The first strategy game I seriously played and loved was Dune II: Battle for Arrakis. Before that, I was absolutely not interested in this genre. I never found it particularly exciting to virtually push some combat units around on a map. But Dune 2 nevertheless cast its spell on me and has not let go of many of us to this day. A whole bunch of successors poured over the audience in the years that followed. However, these clones soon lost the appeal of the new. Perhaps I would have found these fresh ideas in other – less well-known – representatives of the genre back then. In search of such pearls, I enter the famous hexa fields of The Perfect General II.
Blood and thunder rule the country: The vicious Death Adder inflicts war on the kingdom and kills people by the dozen. Amongst the numerous victims are the relatives of three great heroes, who finally, when even their best friend gets slain right in front of their eyes, swear revenge.
So much for the usual excuse to have player controlled muscleheads beat up some baddies. But all of this is not communicated overly well in the actual game, is it?

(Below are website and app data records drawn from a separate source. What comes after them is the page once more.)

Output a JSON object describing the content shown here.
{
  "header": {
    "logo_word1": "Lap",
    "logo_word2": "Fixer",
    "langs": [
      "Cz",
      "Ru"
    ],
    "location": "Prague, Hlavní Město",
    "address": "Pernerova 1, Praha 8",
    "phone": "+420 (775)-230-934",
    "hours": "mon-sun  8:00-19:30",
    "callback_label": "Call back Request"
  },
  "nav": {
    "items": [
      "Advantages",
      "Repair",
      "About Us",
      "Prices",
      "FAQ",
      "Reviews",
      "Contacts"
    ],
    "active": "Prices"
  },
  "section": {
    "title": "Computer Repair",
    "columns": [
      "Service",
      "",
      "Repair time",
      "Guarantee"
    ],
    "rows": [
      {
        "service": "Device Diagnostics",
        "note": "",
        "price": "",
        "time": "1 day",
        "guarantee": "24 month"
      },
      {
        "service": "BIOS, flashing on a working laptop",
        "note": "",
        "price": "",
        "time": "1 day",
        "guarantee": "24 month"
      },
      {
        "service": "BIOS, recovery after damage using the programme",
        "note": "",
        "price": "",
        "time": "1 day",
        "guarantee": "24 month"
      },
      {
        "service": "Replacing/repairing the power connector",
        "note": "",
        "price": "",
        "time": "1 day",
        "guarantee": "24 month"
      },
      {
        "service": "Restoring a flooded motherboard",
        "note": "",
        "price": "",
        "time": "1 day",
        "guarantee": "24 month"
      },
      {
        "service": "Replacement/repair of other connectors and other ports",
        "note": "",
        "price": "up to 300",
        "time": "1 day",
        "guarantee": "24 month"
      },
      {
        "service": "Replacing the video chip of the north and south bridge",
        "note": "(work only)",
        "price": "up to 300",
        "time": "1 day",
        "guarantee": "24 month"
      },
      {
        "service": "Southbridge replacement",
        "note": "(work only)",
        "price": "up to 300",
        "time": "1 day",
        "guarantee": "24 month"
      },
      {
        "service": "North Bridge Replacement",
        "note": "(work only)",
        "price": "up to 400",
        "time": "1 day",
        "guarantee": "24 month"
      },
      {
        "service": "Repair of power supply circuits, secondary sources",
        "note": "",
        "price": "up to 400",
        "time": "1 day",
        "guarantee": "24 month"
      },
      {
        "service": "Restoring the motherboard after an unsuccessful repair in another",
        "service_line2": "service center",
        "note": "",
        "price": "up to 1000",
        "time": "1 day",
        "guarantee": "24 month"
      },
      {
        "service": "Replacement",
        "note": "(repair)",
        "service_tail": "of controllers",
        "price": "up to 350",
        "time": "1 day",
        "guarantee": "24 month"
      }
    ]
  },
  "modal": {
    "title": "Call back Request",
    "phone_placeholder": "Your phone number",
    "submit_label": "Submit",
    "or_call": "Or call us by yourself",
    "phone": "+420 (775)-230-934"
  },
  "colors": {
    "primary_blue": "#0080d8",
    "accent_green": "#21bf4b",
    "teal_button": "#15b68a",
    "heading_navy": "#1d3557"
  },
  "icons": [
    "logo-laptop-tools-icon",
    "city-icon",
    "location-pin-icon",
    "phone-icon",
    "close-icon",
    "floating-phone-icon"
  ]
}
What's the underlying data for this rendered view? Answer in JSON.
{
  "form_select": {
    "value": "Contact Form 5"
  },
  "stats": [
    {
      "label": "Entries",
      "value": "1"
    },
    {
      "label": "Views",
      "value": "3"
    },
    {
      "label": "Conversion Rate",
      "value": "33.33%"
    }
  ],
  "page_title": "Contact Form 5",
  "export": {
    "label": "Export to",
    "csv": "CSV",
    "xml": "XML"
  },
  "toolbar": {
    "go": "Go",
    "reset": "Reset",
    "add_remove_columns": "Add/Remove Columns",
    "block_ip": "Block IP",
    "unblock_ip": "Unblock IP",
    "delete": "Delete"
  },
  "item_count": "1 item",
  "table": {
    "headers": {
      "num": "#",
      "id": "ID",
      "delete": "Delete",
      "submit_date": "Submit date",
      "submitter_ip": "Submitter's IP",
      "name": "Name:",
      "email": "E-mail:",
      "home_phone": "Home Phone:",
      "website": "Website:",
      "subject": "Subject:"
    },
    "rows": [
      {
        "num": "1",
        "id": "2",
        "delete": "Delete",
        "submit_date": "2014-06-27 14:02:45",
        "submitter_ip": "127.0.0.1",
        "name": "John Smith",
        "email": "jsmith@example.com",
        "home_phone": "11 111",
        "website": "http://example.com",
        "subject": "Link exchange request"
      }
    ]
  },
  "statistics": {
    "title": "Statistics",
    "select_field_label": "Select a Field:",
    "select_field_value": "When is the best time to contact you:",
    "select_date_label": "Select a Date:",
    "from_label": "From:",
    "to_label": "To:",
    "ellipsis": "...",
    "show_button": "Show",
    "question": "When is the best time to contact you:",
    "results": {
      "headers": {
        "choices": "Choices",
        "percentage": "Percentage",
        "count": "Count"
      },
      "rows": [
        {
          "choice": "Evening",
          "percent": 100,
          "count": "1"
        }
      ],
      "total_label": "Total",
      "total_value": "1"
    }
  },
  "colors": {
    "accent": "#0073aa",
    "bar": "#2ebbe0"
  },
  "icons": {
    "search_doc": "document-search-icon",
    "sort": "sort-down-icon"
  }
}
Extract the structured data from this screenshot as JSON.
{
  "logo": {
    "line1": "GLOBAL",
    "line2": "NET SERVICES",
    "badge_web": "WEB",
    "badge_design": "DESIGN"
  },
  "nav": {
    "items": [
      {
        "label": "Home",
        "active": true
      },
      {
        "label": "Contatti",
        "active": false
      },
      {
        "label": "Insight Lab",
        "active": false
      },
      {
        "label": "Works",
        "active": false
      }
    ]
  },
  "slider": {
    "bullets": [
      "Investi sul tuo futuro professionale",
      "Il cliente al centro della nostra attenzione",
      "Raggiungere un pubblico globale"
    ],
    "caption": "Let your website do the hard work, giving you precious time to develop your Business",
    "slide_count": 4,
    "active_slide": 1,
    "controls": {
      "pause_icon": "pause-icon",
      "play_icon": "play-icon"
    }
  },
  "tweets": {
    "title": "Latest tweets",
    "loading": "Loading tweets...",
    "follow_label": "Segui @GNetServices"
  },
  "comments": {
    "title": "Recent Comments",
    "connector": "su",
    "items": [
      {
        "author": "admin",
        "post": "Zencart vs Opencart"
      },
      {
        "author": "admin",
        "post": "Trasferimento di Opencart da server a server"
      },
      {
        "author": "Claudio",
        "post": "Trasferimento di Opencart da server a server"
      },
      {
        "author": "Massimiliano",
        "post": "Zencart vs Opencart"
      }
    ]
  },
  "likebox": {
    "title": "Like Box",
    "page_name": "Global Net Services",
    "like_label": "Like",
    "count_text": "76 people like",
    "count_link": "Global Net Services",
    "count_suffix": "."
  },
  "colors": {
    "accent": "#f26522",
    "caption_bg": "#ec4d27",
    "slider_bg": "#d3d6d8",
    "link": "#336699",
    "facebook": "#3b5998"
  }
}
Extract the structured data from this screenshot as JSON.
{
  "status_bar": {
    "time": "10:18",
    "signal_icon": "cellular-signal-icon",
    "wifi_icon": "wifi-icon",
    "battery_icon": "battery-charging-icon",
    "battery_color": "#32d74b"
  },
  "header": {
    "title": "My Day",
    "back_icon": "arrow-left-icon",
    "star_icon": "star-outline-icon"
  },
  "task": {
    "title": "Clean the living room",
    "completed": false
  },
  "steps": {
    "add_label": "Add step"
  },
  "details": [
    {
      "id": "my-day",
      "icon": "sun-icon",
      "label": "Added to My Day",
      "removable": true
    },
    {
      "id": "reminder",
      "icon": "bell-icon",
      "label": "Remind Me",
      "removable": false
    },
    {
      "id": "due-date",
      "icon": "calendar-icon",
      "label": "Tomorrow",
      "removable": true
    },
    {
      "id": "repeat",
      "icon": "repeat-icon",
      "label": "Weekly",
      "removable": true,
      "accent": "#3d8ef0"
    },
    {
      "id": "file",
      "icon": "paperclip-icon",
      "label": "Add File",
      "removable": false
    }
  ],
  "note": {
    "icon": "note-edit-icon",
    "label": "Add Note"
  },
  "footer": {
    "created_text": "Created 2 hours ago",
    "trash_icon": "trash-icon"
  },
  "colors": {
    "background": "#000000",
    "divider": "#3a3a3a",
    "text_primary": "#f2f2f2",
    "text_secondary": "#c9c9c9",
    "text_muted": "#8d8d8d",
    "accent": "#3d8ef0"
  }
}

In spite of finally turning into a great commercial success, the long delay of getting MechWarrior 2 out of the door had disgruntled FASA sufficiently to not prolong their cooperation with Activision. The licence went to Microprose, where ironically, the production of the official sequel again went on for years after having been first announced. Activision was still allowed to produce add-ons to MechWarrior 2, on the other hand. Mercenaries stretched the definition of "add-on" to the extreme, being a standalone game. One could almost suspect this is where they would have taken the series for a third installment.